**SOURCE RECORDS:**
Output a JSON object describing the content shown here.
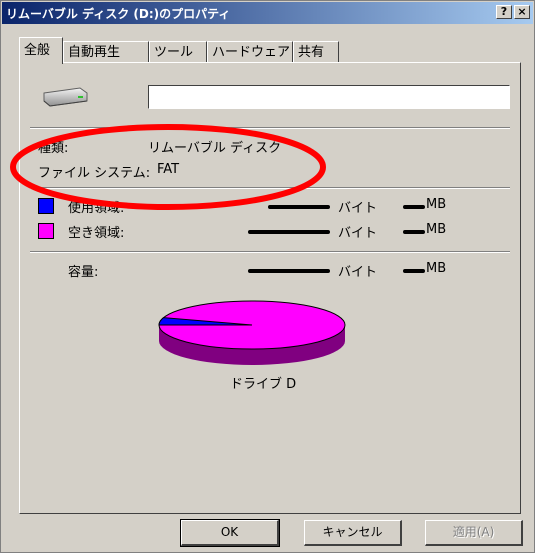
{
  "window": {
    "title": "リムーバブル ディスク (D:)のプロパティ",
    "help_button": "?",
    "close_button": "×"
  },
  "tabs": [
    {
      "label": "全般",
      "active": true
    },
    {
      "label": "自動再生",
      "active": false
    },
    {
      "label": "ツール",
      "active": false
    },
    {
      "label": "ハードウェア",
      "active": false
    },
    {
      "label": "共有",
      "active": false
    }
  ],
  "general": {
    "drive_icon": "removable-drive-icon",
    "name_value": "",
    "type_label": "種類:",
    "type_value": "リムーバブル ディスク",
    "fs_label": "ファイル システム:",
    "fs_value": "FAT",
    "used_label": "使用領域:",
    "free_label": "空き領域:",
    "capacity_label": "容量:",
    "bytes_unit": "バイト",
    "mb_unit": "MB",
    "drive_caption": "ドライブ D",
    "used_color": "#0000ff",
    "free_color": "#ff00ff",
    "used_fraction": 0.05
  },
  "buttons": {
    "ok": "OK",
    "cancel": "キャンセル",
    "apply": "適用(A)"
  },
  "annotation": {
    "shape": "red-ellipse",
    "color": "#ff0000"
  }
}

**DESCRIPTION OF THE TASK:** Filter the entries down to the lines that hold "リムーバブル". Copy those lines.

**EXERCISE ANSWER:**
    "title": "リムーバブル ディスク (D:)のプロパティ",
    "type_value": "リムーバブル ディスク",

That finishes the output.